• [Task directions]: Which lines hold the word "name"? Copy each of them from the material.

• [Data for this task]:
——————————

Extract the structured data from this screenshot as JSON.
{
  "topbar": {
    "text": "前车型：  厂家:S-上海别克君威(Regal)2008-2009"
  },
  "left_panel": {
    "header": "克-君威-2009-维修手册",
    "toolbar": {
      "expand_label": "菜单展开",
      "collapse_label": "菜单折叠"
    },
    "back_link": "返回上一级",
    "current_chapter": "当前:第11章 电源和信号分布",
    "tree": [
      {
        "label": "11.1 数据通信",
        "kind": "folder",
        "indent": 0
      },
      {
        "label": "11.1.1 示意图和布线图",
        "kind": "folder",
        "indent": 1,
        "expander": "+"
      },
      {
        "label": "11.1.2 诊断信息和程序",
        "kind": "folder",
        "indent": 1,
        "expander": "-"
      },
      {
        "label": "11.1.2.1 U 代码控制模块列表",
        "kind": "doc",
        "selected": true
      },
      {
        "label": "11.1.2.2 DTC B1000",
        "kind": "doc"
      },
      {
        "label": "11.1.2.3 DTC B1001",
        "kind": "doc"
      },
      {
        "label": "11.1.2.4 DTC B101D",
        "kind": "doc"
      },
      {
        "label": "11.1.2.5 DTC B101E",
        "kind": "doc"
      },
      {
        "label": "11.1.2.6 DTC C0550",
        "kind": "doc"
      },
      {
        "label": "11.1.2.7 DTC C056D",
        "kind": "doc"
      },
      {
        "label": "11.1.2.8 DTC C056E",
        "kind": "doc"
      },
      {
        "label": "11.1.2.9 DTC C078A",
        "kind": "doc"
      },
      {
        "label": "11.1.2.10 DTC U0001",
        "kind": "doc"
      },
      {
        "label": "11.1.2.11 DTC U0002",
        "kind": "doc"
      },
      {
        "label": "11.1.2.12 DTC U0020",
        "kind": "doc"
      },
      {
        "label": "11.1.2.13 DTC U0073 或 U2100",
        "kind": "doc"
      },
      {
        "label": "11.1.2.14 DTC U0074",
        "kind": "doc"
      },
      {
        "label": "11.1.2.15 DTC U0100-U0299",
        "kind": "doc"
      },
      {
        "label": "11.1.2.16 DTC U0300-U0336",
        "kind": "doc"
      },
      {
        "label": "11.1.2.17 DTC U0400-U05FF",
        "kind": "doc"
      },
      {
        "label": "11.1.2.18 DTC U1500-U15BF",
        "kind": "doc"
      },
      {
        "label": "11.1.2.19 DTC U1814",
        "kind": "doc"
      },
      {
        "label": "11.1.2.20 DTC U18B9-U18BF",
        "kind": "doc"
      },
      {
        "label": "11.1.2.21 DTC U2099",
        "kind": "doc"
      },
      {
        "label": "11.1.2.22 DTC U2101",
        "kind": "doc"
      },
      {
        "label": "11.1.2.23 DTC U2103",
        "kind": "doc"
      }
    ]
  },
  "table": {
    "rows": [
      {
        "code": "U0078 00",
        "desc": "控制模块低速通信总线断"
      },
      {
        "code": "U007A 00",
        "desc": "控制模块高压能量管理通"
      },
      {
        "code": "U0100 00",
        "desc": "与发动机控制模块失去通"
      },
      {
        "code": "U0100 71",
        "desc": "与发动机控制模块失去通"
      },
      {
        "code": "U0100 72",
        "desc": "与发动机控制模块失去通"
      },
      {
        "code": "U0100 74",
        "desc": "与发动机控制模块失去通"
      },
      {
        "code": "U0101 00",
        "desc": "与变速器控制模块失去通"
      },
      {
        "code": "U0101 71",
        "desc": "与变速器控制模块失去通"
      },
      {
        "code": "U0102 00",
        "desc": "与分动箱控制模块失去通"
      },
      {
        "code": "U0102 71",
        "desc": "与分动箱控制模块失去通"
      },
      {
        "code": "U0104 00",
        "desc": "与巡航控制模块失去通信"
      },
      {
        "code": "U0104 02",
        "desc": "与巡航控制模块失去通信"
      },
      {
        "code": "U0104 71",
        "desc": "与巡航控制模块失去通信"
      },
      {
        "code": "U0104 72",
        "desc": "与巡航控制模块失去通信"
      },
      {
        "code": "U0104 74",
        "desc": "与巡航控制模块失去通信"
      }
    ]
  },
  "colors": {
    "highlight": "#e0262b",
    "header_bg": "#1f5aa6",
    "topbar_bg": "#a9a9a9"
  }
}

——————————

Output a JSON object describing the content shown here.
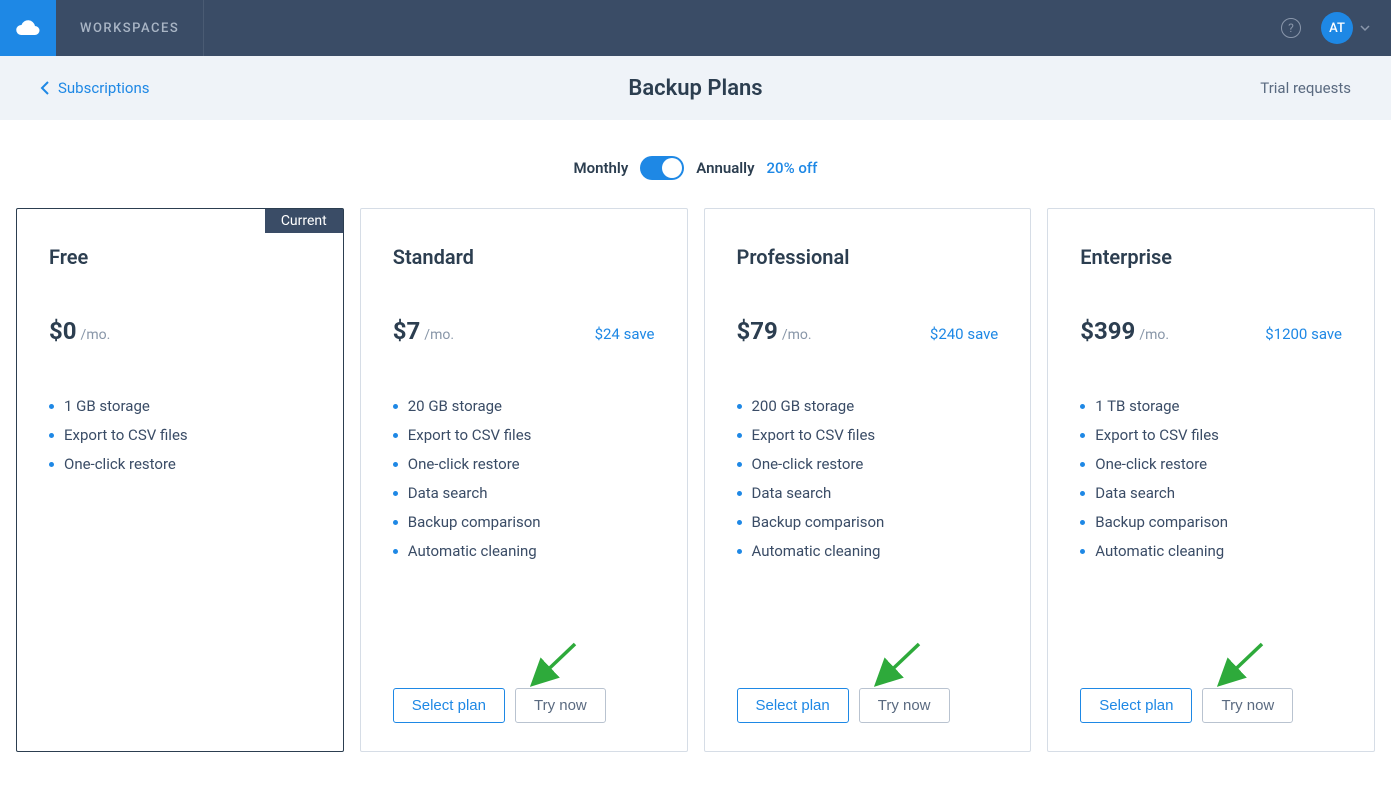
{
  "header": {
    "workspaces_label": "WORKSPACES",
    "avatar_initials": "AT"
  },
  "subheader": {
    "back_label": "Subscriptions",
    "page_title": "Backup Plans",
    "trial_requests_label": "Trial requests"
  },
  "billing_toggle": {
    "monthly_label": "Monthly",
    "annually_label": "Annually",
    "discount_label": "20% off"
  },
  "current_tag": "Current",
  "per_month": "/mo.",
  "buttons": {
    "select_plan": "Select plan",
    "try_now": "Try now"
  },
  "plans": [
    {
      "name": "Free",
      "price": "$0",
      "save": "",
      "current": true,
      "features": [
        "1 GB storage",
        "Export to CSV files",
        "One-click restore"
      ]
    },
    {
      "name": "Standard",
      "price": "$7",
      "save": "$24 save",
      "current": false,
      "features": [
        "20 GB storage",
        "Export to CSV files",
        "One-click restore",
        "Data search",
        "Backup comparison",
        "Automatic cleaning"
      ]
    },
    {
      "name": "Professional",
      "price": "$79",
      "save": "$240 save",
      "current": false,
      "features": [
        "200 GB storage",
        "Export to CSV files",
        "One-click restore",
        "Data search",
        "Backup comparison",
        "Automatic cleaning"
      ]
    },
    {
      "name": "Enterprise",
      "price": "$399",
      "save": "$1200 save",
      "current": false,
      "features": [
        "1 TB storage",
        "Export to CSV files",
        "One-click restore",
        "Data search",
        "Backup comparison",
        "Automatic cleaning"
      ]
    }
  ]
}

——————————

• [Answer box]:
      "name": "Free",
      "name": "Standard",
      "name": "Professional",
      "name": "Enterprise",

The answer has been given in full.